Thousands of Tunisians demonstrated against their leaders on Sunday, notably against the main parliamentary party Ennahdha, as the country is caught between a deadly epidemic peak and power struggles at the top of the state.

These protests led to cascading reactions.


Tunisia is in the throes of a political crisis in the midst of a coronavirus pandemic.

If the 2011 revolution ousted the autocrat Zine el Abidine Ben Ali from power, putting the country on the path of democratization, the coming to power in 2019 of a fragmented Assembly and a president fiercely independent of the parties. has plunged it into particularly intractable political crises.


Angry Tunisians in the street

Several thousand Tunisians demonstrated Sunday against their leaders, especially against the main parliamentary party Ennahdha, as the country is caught between a deadly epidemic peak and power struggles at the top of the state.

Public opinion is indeed exasperated by the oppositions between parties in Parliament, and by the standoff between the leader of Parliament Rached Ghannouchi, also leader of Ennahdha, and President Kaïs Saied, who paralyzes decisions.

She also denounces the government's lack of anticipation in the face of the health crisis, leaving Tunisia short of oxygen.

With almost 18,000 deaths for 12 million inhabitants, the country has one of the worst death rates in the world. 

President Kaïs Saied reacts and freezes Parliament's activities

After this day of demonstrations, Tunisian President Kais Saied announced Sunday evening that he was freezing the activities of Parliament for 30 days, and dismissing the head of government Hichem Mechichi from his post.

"The Constitution does not allow the dissolution of Parliament but it allows the freezing of its activities", he declared, relying on article 80 which allows this type of measure in the event of "imminent danger".

Kaïs Saied announced that he was in charge of the executive power, with "the help of the government" which will be headed by a new chief appointed by the President of the Republic.

Ennahdha condemns "coup against revolution"

The main party in power in Tunisia, the Islamist formation Ennahdha, condemned in the wake Sunday evening a "coup against the revolution", after the decision of the president. "What Kais Saied did is a coup against the revolution and against the Constitution, and Ennahdha's supporters as well as the Tunisian people will defend the revolution," Ennahdha said in a statement posted on his Facebook page.

Its leader Rached Ghannouchi, also president of Parliament, accompanied by several deputies, found himself stranded in front of the seat of the chamber, closed by soldiers, according to a video posted by the Facebook account of Ennahdha. "The army must protect the country and religion ", he pleaded by asking for the opening of the huge entrance gate closed with chains.

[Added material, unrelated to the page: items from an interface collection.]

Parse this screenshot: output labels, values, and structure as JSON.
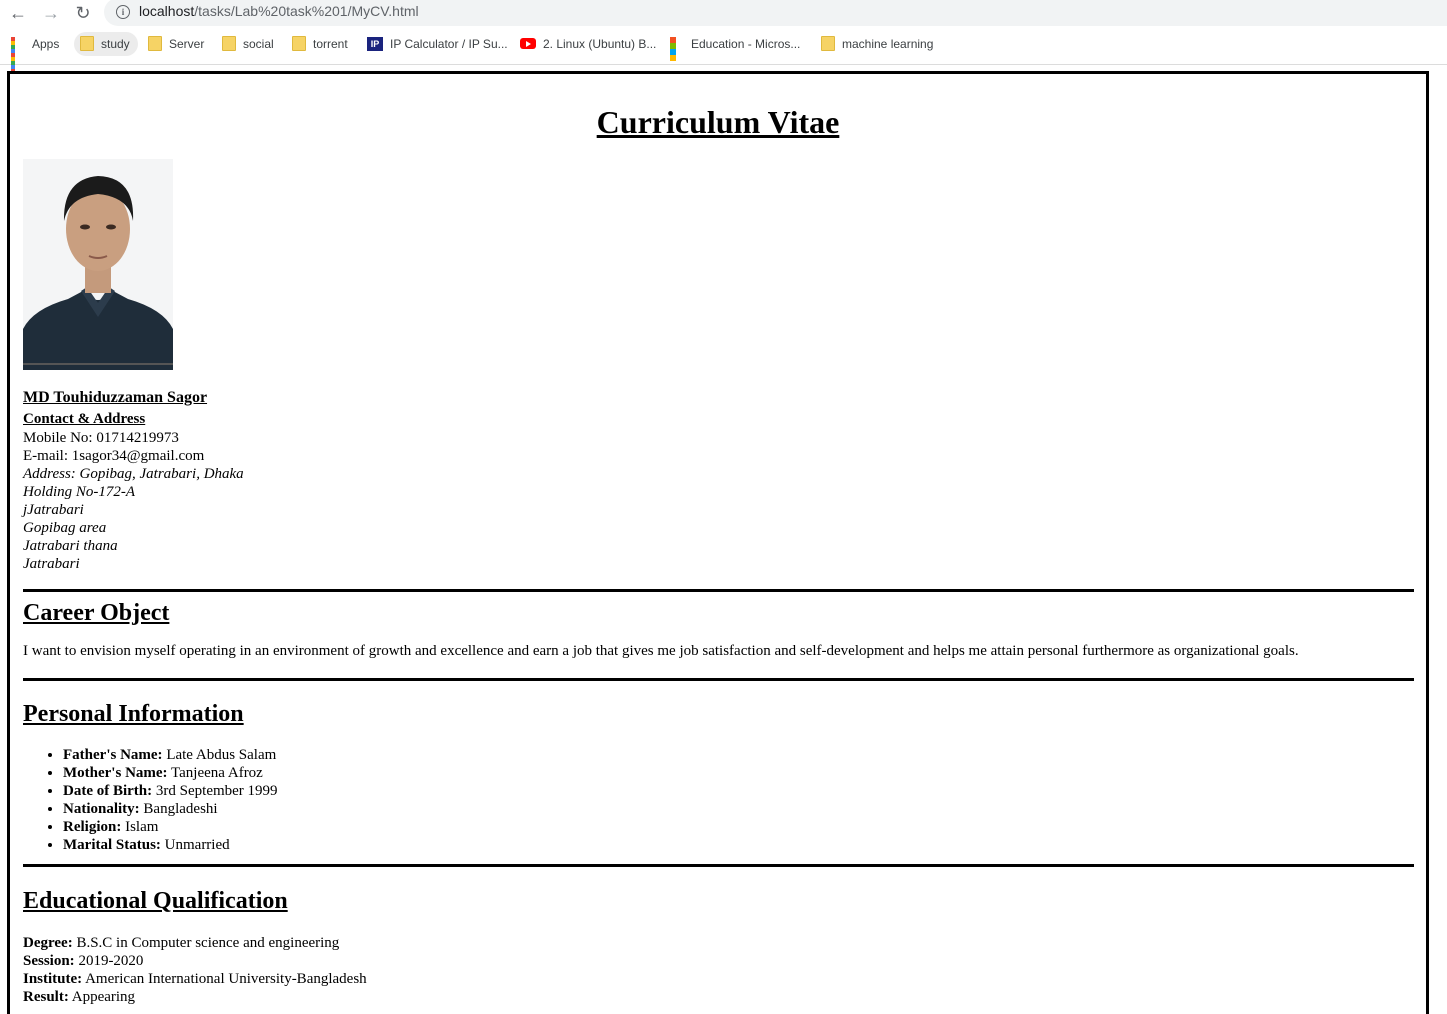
{
  "browser": {
    "url_host": "localhost",
    "url_path": "/tasks/Lab%20task%201/MyCV.html",
    "bookmarks": [
      {
        "label": "Apps",
        "icon": "apps-grid-icon"
      },
      {
        "label": "study",
        "icon": "folder-icon"
      },
      {
        "label": "Server",
        "icon": "folder-icon"
      },
      {
        "label": "social",
        "icon": "folder-icon"
      },
      {
        "label": "torrent",
        "icon": "folder-icon"
      },
      {
        "label": "IP Calculator / IP Su...",
        "icon": "ip-icon"
      },
      {
        "label": "2. Linux (Ubuntu) B...",
        "icon": "youtube-icon"
      },
      {
        "label": "Education - Micros...",
        "icon": "microsoft-icon"
      },
      {
        "label": "machine learning",
        "icon": "folder-icon"
      }
    ]
  },
  "cv": {
    "title": "Curriculum Vitae",
    "name": "MD Touhiduzzaman Sagor",
    "contact_heading": "Contact & Address",
    "mobile": "Mobile No: 01714219973",
    "email": "E-mail: 1sagor34@gmail.com",
    "address_lines": [
      "Address: Gopibag, Jatrabari, Dhaka",
      "Holding No-172-A",
      "jJatrabari",
      "Gopibag area",
      "Jatrabari thana",
      "Jatrabari"
    ],
    "career_heading": "Career Object",
    "career_text": "I want to envision myself operating in an environment of growth and excellence and earn a job that gives me job satisfaction and self-development and helps me attain personal furthermore as organizational goals.",
    "personal_heading": "Personal Information",
    "personal": [
      {
        "label": "Father's Name:",
        "value": " Late Abdus Salam"
      },
      {
        "label": "Mother's Name:",
        "value": " Tanjeena Afroz"
      },
      {
        "label": "Date of Birth:",
        "value": " 3rd September 1999"
      },
      {
        "label": "Nationality:",
        "value": " Bangladeshi"
      },
      {
        "label": "Religion:",
        "value": " Islam"
      },
      {
        "label": "Marital Status:",
        "value": " Unmarried"
      }
    ],
    "education_heading": "Educational Qualification",
    "education": [
      {
        "label": "Degree:",
        "value": " B.S.C in Computer science and engineering"
      },
      {
        "label": "Session:",
        "value": " 2019-2020"
      },
      {
        "label": "Institute:",
        "value": " American International University-Bangladesh"
      },
      {
        "label": "Result:",
        "value": " Appearing"
      }
    ]
  }
}
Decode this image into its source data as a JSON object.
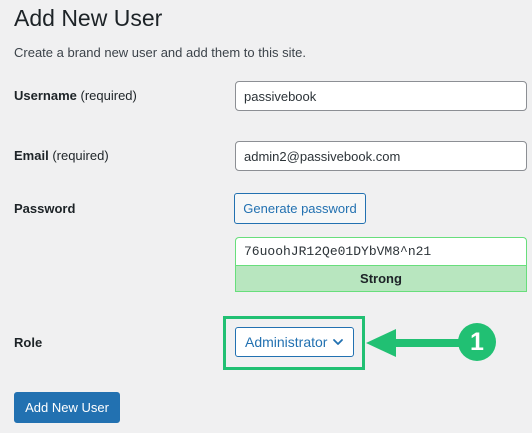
{
  "header": {
    "title": "Add New User",
    "description": "Create a brand new user and add them to this site."
  },
  "form": {
    "username": {
      "label": "Username",
      "required_note": "(required)",
      "value": "passivebook"
    },
    "email": {
      "label": "Email",
      "required_note": "(required)",
      "value": "admin2@passivebook.com"
    },
    "password": {
      "label": "Password",
      "generate_label": "Generate password",
      "value": "76uoohJR12Qe01DYbVM8^n21",
      "strength": "Strong"
    },
    "role": {
      "label": "Role",
      "selected": "Administrator"
    },
    "submit_label": "Add New User"
  },
  "annotation": {
    "step_number": "1"
  },
  "colors": {
    "accent": "#2271b1",
    "highlight": "#21c073",
    "strength_bg": "#b8e6bf",
    "background": "#f0f0f1"
  },
  "icons": {
    "role_dropdown": "chevron-down-icon",
    "pointer": "arrow-left-icon"
  }
}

"We are soldiers, we are following the instructions. We have been asked to close Parliament," replied a soldier.

"Soldiers, officers, we ask you to stand alongside the people," urged Rached Ghannouchi. 

Clashes in front of Parliament

Clashes then broke out on Monday.

Several hundred supporters of President Saied and Ennahdha exchanged bottles and stones in front of the parliament barricaded by the army, which also surrounded the seat of the presidency of the government in Tunis, preventing staff from accessing it .

This dramatic turn weakens the young Tunisian democracy and comes after a standoff for six months between Rached Ghannouchi and President Saied, which is disrupting the country's public authorities.

The Minister of Defense and the Minister of Justice sacked

Finally, the latest episode, the dismissal on Monday afternoon of two new ministers. The Presidency of the Republic indeed announced in a concise statement the dismissal of the Minister of Defense Ibrahim Bartaji, and that of the government spokesman Hasna Ben Slimane, who is also Minister of the Civil Service, and of Justice by interim.